Civil liberties and immigration rights advocates are applauding a ruling decision by a federal judge New York on Tuesday after the court struck down the Trump administration’s attempt to insert a citizenship question in to the 2020 Census.
Ruling on a lawsuit filed by the New York Immigration Coalition (NYIC), the ACLU, and other groups, U.S. District Judge Jess Furman said that Commerce Secretary Wilbur Ross, who oversees the Census, acted illegally when he requested that the question be added. Continue reading →
Led by Eric Schneiderman of New York, Attorneys General from 17 states and the District of Columbia have filed suit against the Trump administration for its plans to ask about citizenship on the 2020 census. (Photo: Eric Schneiderman/Twitter)
Attorneys General from 17 states and the District of Columbia are suing the Trump administration for its decision to ask about immigration status on the 2020 census, a move denounced by immigrant rights advocates as an effort to “undercount communities of color.”
Led by Eric Schneiderman of New York, the state attorneys—along with legal representatives from six cities and and the bipartisan U.S. Conference of Mayors—filed suit (pdf) in hopes of requiring the Trump administration “to enforce the federal government’s constitutional obligation to conduct an ‘actual Enumeration’ of the national population every ten years, by determining the ‘whole number of persons in the United States.” Continue reading →
The Census Bureau is scrambling to respond to a last-minute request by the Justice Department to add a question on citizenship status to the 2020 census, according to hundreds of pages of emails obtained through a Freedom of Information Act request.
The emails show that the DOJ’s December request set off a flurry of activity in the bureau as career Census officials hurried to research the history of how citizenship has been handled in past surveys, raced to come up with alternatives to the DOJ request and vented their frustration over public outrage on the issue. Continue reading →
The U.S. Census is a nonpartisan accounting of every person who lives in the country, but President Trump’s top pick for its new deputy director could politicize the Census Bureau with his views on redistricting. (Photo: PaulSh/Flickr/cc)

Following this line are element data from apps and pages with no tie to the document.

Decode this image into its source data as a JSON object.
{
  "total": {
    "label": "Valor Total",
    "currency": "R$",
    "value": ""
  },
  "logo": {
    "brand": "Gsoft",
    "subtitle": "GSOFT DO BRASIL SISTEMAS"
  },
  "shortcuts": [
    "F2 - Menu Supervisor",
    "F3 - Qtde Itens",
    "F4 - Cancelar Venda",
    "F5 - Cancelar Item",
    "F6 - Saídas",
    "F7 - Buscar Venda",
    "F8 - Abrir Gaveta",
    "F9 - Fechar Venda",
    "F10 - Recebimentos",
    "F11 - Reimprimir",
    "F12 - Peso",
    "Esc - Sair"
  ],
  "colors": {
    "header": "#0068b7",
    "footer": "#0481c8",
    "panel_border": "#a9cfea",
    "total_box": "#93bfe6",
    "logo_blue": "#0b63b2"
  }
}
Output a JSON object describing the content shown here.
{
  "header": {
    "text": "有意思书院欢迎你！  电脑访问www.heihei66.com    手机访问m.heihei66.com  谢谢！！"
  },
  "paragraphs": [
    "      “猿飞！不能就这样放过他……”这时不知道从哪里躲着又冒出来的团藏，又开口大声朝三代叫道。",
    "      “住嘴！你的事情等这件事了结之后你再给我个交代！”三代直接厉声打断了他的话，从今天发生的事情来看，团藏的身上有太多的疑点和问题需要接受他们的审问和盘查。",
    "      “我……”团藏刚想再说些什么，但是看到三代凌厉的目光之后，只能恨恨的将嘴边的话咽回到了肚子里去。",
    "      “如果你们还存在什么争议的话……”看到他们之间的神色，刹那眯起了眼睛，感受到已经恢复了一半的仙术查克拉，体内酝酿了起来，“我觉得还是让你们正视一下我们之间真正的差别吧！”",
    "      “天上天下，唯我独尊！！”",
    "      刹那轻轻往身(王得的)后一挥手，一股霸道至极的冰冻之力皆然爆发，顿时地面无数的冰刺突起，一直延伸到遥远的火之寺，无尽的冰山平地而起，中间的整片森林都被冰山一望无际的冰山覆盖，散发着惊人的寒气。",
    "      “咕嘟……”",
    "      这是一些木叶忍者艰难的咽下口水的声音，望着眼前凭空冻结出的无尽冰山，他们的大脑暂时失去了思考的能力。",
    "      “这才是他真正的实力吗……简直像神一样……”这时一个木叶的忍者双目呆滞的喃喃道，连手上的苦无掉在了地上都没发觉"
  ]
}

President Donald Trump’s top pick for deputy director of the U.S. Census Bureau is the author of a book about the dangers of a competitive electoral system—leading to fears among voting rights advocates that the appointment would lead to a politicization of the agency which is heavily involved in how voting districts are drawn.
Thomas Brunelll, a political science professor at the University of Texas, is the author of the 2008 book Redistricting and Representation: Why Competitive Elections Are Bad for America, in which he argued that voting districts packed with like-minded voters are fairer than those with a mix of Democratic and Republican voters. Continue reading →